- **What this task involves**
Copy the lines below as they are; omit the images they contain.

==== Records for the task ====

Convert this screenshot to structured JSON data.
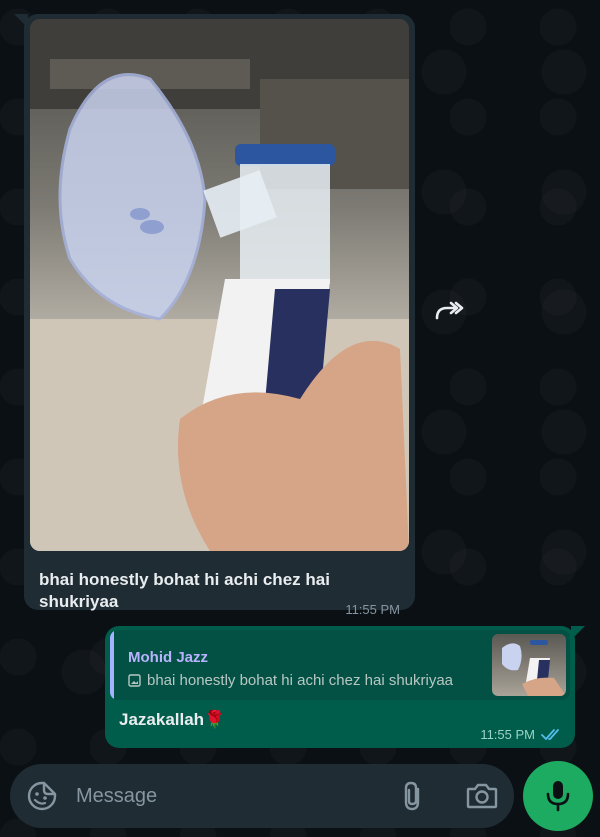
{
  "incoming_message": {
    "caption": "bhai honestly bohat hi achi chez hai shukriyaa",
    "time": "11:55 PM",
    "image_icon": "nebulizer-photo"
  },
  "forward_icon": "forward-icon",
  "outgoing_message": {
    "quote_author": "Mohid Jazz",
    "quote_text": "bhai honestly bohat hi achi chez hai shukriyaa",
    "quote_icon": "image-icon",
    "text": "Jazakallah🌹",
    "time": "11:55 PM",
    "status_icon": "double-check-icon",
    "status_color": "#53bdeb"
  },
  "composer": {
    "placeholder": "Message",
    "emoji_icon": "sticker-icon",
    "attach_icon": "paperclip-icon",
    "camera_icon": "camera-icon",
    "mic_icon": "microphone-icon"
  },
  "colors": {
    "background": "#0b1014",
    "incoming_bubble": "#1f2c34",
    "outgoing_bubble": "#005c4b",
    "accent_green": "#1daa61"
  }
}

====

- **Output for this exercise**
Convert this screenshot to structured JSON data.
{
  "incoming_message": {
    "caption": "bhai honestly bohat hi achi chez hai shukriyaa",
    "time": "11:55 PM",
    "image_icon": "nebulizer-photo"
  },
  "forward_icon": "forward-icon",
  "outgoing_message": {
    "quote_author": "Mohid Jazz",
    "quote_text": "bhai honestly bohat hi achi chez hai shukriyaa",
    "quote_icon": "image-icon",
    "text": "Jazakallah🌹",
    "time": "11:55 PM",
    "status_icon": "double-check-icon",
    "status_color": "#53bdeb"
  },
  "composer": {
    "placeholder": "Message",
    "emoji_icon": "sticker-icon",
    "attach_icon": "paperclip-icon",
    "camera_icon": "camera-icon",
    "mic_icon": "microphone-icon"
  },
  "colors": {
    "background": "#0b1014",
    "incoming_bubble": "#1f2c34",
    "outgoing_bubble": "#005c4b",
    "accent_green": "#1daa61"
  }
}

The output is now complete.